Herman will do almost anything to make white people feel more comfortable, especially when it comes to Muslims and blacks. Special oaths. Not hiring them in his cabinet. Searching them specifically when boarding a planes, and, saying bombastic things about anyone who is not white.
The reason why this goes on is because candidates like him have come to the conclusion that they are not going to get that vote anyway. The are convinced that, especially black people, will not listen to them, and that they are assumed to be uncle Toms’. So if they piss off a few Black people or Muslims, so what if it can get them a few extra white votes. They take the position that all African-Americans think a certain way, or act a certain way, or are nothing like him, or, that they can’t relate to the “average African-American” so it’s a lost cause in trying to win their vote.
Herman is missing a grand opportunity, and that is to energize the Republican Party with an influx of middle class African-American voters. Are they a huge audience, no, but, it would take away votes that would normally would be cast for a Democratic candidate. This would also attract other minorities in this country to at least look at the Republican Party more closely. To his credit, Herman has not tied himself too close to the tea party wing of the Republican Party. But to his detriment, he has missed out, just like many black Republicans who have come before him, to truly integrate the Republican Party and give it possibilities of offering ideas that will work for all Americans, instead of catering to those in the Republican party, who will eventually throw him out anyway.

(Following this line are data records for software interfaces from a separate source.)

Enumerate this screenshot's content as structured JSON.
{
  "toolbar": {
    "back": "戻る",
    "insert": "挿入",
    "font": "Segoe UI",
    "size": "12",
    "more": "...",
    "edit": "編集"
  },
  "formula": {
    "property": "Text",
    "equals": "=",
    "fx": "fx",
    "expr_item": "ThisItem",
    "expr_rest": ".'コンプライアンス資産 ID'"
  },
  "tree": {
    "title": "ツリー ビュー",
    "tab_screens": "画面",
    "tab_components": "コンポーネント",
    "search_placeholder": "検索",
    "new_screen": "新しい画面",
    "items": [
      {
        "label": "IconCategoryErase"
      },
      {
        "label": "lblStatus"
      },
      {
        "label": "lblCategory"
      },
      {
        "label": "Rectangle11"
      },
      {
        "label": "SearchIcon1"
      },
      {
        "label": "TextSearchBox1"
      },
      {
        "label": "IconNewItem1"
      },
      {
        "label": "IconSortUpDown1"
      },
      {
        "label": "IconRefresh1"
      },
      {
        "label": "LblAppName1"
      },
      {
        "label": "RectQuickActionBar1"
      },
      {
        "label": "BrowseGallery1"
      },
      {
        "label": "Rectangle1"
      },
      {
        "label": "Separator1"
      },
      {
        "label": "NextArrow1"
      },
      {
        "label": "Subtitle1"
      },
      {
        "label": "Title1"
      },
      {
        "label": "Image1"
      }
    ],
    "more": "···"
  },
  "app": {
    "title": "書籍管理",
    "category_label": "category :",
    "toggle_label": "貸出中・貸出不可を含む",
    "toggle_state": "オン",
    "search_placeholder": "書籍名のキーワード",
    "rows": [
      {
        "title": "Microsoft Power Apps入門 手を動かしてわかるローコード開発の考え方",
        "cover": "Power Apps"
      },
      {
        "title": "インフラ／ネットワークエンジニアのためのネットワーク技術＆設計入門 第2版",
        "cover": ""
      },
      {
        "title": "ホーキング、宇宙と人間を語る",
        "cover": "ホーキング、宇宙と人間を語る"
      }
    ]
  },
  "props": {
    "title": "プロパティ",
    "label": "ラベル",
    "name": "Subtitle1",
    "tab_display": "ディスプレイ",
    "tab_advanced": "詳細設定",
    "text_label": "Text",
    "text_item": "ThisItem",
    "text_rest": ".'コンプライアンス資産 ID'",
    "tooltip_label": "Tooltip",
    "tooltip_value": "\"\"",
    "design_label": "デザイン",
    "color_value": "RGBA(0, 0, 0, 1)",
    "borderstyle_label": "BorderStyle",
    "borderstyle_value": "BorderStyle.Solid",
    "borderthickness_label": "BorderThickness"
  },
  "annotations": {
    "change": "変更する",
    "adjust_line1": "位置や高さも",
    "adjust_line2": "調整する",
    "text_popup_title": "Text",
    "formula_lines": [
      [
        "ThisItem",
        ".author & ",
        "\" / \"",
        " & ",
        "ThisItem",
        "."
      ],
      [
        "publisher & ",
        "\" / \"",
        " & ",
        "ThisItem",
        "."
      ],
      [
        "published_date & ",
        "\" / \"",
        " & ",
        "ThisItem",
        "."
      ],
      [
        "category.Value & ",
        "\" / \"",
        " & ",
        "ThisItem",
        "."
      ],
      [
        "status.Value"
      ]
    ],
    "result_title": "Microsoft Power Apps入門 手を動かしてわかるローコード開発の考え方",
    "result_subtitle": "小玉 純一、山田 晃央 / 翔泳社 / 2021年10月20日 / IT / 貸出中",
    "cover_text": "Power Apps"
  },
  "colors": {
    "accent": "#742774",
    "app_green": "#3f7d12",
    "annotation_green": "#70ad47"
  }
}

Finally, back to the story of my father and voting for Zak. Zak promised to do something, something simple and tangible, fix something and that why he got my father’s vote. Besides the 9-9-9 plan, and besides blaming everything on you black folks and the Democrats, and beside being folksy and personable, what do you bring to the table besides being your average everyday Black Republican? Good luck Alan Keyes… I mean Herman Cain. I like you, but because of the actions of your party and how African-Americans have to morph themselves to “fit” into it, I can’t vote for you.